           – Find a local craftsperson to repair the shutters.
           – Paint the repaired shutters yourself.
           – If it can’t be restored or saved, find a local craftsperson to custom build new “old” shutters
      – strong, sturdy woods such as white oak, mahogany, or sapele are best
    2. STYLES of shutters
           – Historic, classical shutters include various styles. Board-and-batten shutters, solid raised panel shutters, and louvered shutters are common in historic homes. 
           – Post-WWII shutters are usually mass-produced and less functional, and in many cases, only decorative.

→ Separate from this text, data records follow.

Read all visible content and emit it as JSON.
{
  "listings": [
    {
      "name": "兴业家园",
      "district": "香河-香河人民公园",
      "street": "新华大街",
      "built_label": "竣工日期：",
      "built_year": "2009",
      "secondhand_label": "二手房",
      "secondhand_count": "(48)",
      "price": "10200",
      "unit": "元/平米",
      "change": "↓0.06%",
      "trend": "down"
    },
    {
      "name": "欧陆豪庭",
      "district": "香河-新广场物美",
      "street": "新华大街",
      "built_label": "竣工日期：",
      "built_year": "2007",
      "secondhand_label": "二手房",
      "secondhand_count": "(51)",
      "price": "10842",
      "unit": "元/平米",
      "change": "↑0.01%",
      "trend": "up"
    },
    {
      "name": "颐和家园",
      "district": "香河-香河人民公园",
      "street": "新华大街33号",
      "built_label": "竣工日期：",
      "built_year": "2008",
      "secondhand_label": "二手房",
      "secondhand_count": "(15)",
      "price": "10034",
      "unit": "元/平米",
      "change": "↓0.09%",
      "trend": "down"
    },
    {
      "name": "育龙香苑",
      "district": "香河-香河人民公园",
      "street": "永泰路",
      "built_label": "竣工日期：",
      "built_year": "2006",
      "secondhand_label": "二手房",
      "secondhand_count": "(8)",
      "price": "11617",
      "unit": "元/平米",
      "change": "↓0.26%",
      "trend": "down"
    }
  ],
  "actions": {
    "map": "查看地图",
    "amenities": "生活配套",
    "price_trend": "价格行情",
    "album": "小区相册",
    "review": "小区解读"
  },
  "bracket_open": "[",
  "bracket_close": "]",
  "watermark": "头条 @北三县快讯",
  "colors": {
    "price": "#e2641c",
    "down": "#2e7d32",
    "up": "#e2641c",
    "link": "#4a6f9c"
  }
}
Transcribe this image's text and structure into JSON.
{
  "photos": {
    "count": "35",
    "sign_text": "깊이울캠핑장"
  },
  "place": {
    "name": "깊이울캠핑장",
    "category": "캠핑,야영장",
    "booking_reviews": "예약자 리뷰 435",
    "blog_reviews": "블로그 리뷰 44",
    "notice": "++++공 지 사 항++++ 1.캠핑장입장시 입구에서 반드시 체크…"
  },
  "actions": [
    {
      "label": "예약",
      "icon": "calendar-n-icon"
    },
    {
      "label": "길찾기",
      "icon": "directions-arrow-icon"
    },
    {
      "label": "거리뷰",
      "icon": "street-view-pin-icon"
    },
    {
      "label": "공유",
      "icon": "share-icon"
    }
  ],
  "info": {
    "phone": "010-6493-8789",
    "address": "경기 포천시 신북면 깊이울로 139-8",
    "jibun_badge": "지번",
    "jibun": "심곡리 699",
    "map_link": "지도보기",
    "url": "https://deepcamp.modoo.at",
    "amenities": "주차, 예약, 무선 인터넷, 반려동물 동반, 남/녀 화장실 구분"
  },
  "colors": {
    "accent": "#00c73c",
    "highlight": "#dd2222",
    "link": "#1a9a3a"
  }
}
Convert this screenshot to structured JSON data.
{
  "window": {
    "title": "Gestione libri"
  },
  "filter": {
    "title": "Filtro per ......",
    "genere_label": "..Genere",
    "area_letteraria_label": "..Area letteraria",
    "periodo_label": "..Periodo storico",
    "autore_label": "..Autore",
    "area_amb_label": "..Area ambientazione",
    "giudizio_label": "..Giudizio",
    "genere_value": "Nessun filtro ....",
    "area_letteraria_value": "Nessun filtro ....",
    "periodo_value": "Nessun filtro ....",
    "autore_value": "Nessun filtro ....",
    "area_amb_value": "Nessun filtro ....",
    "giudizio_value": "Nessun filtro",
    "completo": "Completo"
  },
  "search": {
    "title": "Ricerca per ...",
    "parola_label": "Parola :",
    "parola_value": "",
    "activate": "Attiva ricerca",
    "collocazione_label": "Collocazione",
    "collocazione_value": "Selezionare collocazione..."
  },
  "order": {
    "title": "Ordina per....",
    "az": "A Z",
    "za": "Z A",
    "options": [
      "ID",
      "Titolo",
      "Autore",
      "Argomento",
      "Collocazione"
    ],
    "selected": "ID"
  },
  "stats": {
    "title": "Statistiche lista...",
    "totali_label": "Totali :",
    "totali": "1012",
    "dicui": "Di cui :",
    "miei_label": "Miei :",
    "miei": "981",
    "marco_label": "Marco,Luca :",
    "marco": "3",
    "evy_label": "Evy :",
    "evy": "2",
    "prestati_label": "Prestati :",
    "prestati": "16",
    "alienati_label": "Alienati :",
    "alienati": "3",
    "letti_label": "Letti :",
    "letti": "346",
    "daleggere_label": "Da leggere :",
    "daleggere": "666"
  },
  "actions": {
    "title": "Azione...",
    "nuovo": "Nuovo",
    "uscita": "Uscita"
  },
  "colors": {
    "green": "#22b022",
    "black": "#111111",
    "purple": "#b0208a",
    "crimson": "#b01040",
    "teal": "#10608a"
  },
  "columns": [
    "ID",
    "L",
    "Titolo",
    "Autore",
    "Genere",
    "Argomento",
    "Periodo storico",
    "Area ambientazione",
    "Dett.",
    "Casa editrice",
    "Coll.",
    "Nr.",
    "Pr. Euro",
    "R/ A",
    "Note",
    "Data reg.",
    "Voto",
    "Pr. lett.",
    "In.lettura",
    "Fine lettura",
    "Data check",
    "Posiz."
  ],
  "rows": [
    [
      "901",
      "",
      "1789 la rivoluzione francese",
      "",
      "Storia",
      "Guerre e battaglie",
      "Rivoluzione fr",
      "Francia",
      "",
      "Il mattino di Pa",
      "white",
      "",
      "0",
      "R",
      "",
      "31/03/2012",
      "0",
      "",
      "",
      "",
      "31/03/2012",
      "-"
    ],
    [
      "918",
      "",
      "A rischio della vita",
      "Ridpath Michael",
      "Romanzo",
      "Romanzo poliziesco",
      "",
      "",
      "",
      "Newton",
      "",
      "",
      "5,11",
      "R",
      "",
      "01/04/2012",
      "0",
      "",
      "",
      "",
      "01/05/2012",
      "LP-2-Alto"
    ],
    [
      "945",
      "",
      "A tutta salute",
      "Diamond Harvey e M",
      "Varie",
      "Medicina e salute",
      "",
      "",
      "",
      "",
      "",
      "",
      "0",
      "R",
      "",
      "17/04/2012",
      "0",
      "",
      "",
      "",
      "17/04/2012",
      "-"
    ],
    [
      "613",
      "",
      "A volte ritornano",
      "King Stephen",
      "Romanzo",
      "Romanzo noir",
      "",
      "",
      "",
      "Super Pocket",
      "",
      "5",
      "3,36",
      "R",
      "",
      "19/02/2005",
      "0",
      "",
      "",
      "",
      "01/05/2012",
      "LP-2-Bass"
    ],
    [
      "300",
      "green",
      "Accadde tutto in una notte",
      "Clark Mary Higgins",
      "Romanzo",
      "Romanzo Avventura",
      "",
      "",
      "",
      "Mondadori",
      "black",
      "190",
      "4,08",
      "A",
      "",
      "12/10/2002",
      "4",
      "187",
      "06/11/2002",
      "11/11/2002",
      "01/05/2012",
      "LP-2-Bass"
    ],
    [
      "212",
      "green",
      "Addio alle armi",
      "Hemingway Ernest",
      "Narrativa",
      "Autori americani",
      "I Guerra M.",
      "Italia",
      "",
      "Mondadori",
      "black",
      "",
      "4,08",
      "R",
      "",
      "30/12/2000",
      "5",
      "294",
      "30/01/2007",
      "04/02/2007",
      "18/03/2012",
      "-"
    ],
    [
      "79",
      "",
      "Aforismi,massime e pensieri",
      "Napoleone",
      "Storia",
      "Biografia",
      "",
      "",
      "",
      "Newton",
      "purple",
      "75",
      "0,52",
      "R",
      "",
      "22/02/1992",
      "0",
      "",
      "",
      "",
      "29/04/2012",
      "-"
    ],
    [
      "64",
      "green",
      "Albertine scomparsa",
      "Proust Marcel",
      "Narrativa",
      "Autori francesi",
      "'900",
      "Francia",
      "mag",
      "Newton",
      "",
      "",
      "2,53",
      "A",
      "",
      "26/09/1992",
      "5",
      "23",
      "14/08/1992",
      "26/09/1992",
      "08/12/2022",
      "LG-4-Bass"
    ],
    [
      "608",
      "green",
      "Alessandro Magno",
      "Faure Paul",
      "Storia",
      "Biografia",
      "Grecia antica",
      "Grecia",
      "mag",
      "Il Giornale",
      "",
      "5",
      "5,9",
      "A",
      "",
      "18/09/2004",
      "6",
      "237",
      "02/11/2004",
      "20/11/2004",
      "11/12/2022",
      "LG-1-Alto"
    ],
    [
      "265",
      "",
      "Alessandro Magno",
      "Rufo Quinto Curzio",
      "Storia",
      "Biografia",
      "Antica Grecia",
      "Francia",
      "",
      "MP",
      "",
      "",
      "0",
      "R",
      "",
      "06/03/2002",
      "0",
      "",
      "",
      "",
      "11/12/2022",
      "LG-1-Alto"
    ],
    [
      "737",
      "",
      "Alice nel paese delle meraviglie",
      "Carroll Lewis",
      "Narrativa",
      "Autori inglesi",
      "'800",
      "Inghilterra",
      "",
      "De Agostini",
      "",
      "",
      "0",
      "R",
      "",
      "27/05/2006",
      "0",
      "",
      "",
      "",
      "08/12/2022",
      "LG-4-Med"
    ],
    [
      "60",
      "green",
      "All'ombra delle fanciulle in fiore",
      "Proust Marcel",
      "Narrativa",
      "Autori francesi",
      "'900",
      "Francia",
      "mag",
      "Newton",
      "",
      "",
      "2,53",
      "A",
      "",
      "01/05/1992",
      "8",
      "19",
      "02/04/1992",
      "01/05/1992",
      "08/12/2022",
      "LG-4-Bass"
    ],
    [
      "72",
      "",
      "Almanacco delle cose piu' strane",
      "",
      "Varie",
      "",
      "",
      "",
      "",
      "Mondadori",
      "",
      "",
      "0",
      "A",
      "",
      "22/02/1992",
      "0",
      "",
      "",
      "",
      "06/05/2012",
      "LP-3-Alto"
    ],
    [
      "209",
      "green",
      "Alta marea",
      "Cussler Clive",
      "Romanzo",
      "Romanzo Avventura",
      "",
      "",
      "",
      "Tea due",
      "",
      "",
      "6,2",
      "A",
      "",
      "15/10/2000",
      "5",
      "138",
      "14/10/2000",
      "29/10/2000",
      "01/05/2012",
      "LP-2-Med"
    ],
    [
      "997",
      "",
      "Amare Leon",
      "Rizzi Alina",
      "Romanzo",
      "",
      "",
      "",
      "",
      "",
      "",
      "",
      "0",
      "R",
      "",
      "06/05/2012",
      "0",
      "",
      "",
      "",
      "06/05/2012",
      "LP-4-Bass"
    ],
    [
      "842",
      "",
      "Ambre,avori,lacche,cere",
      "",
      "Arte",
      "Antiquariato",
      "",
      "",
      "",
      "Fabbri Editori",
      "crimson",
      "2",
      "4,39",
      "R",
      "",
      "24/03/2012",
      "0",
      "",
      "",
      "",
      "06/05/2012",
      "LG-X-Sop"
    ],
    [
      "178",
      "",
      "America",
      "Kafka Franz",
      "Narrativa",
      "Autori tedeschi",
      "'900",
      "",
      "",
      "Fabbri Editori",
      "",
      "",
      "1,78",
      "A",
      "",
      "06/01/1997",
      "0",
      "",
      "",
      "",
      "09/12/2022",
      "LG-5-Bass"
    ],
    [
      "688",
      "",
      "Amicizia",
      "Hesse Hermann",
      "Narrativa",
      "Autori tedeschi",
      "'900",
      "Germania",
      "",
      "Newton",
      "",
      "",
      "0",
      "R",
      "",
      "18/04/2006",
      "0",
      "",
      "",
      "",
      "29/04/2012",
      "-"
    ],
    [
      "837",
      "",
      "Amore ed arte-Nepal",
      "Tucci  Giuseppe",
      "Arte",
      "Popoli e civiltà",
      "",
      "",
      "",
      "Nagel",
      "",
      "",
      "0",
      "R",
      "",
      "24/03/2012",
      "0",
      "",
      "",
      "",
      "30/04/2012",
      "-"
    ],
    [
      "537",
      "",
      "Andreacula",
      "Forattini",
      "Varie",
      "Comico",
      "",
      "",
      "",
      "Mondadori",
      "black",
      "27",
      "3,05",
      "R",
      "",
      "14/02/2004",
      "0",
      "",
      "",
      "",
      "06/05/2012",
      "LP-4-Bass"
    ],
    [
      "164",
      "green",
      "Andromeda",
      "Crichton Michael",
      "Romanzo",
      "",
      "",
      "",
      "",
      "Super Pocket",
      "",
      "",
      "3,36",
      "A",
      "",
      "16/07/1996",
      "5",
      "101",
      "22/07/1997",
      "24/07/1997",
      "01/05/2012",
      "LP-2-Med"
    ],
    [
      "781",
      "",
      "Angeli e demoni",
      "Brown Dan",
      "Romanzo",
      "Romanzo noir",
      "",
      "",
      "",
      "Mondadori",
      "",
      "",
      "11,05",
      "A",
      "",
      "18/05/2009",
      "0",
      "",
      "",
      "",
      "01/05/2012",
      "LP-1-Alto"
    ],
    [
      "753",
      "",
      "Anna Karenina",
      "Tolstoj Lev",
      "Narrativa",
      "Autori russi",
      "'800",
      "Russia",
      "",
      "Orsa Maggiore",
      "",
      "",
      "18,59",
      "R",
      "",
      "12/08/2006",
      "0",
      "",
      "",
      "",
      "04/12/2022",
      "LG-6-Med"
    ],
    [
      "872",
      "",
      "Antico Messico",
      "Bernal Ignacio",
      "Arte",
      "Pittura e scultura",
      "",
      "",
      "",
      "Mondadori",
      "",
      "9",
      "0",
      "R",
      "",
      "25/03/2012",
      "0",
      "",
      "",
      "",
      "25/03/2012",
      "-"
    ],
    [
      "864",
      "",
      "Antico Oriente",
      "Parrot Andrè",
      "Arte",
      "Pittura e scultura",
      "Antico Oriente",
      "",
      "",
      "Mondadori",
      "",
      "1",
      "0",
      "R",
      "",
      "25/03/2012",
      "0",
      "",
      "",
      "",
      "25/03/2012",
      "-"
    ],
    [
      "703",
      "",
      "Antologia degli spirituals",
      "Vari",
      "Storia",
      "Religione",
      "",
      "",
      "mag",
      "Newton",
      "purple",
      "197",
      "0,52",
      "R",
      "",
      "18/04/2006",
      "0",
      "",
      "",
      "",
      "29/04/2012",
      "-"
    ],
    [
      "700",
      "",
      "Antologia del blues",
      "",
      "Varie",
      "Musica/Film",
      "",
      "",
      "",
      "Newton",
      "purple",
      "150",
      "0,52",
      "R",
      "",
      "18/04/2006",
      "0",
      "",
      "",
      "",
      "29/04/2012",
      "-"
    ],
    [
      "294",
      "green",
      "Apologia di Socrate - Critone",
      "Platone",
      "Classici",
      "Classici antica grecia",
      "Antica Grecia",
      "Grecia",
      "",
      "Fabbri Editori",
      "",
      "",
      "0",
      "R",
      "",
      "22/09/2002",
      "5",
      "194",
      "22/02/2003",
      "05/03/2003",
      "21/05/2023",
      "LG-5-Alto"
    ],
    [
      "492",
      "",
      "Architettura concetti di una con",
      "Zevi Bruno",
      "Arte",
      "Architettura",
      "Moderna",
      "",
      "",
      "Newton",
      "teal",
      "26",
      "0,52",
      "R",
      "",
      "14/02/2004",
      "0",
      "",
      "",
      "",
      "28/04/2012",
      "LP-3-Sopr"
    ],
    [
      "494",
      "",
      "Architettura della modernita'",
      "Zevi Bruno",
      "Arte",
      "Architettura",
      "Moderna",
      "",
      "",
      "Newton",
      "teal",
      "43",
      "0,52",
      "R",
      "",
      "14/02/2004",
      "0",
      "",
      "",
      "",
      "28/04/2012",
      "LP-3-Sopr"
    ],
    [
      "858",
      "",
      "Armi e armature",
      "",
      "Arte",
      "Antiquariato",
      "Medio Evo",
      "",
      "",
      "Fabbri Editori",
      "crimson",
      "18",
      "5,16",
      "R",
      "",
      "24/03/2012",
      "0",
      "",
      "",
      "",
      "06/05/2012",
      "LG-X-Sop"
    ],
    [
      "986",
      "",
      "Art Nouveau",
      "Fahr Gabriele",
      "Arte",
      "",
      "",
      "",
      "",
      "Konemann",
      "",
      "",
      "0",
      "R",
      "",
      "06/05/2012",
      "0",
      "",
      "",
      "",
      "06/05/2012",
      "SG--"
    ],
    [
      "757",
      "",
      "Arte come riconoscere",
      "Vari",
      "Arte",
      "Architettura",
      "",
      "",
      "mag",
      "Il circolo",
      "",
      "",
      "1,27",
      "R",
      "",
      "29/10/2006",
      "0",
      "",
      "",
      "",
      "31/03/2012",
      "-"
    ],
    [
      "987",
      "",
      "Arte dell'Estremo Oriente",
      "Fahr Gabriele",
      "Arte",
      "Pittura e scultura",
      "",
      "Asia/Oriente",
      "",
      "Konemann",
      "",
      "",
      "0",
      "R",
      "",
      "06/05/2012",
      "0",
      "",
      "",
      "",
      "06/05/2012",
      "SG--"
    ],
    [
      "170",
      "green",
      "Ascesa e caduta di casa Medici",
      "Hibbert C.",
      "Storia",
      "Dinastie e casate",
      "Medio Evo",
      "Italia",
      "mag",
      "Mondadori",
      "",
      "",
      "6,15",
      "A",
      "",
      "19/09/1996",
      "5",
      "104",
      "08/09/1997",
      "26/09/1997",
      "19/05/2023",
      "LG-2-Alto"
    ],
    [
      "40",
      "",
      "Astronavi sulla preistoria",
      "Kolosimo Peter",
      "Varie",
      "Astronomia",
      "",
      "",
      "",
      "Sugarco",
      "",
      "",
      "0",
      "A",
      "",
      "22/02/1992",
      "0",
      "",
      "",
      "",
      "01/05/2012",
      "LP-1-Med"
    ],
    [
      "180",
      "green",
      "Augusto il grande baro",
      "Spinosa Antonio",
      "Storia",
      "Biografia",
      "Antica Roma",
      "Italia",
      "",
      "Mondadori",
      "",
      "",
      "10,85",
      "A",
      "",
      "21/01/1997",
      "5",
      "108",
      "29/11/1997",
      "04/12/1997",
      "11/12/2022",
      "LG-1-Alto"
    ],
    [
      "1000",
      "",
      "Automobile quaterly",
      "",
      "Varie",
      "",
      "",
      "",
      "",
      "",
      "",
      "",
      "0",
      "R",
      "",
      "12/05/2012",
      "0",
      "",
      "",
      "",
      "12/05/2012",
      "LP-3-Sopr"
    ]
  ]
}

Dupes of traditional louvered shutters are identifiable by “tells” including glue or biscuits in place of mortise and tenon joints, easy rot, shutters that are not comparable in size or shape to the window they adjoin, or shutters that are affixed directly to the wall behind them.
    3. PROBLEMS with modern shutters – pet peeves and DON’TS that make you shudder!
           – Visually unappealing – especially when they don’t match size or shape of adjoining window
           – Glue or biscuit-attached louvers are more likely to break apart and rot
           – No copper caps on top of shutters lead to more rot
           – 2nd growth wood – poor quality and leads to rot
           – Affixed directly to the wall behind them – increases propensity to rot or create negative chemical reactions

POORLY DESIGNED MODERN SHUTTERS COST MORE MONEY IN THE LONG RUN
than restoring sound historical shutters!

 

Further resources:

  • History of shutters, here.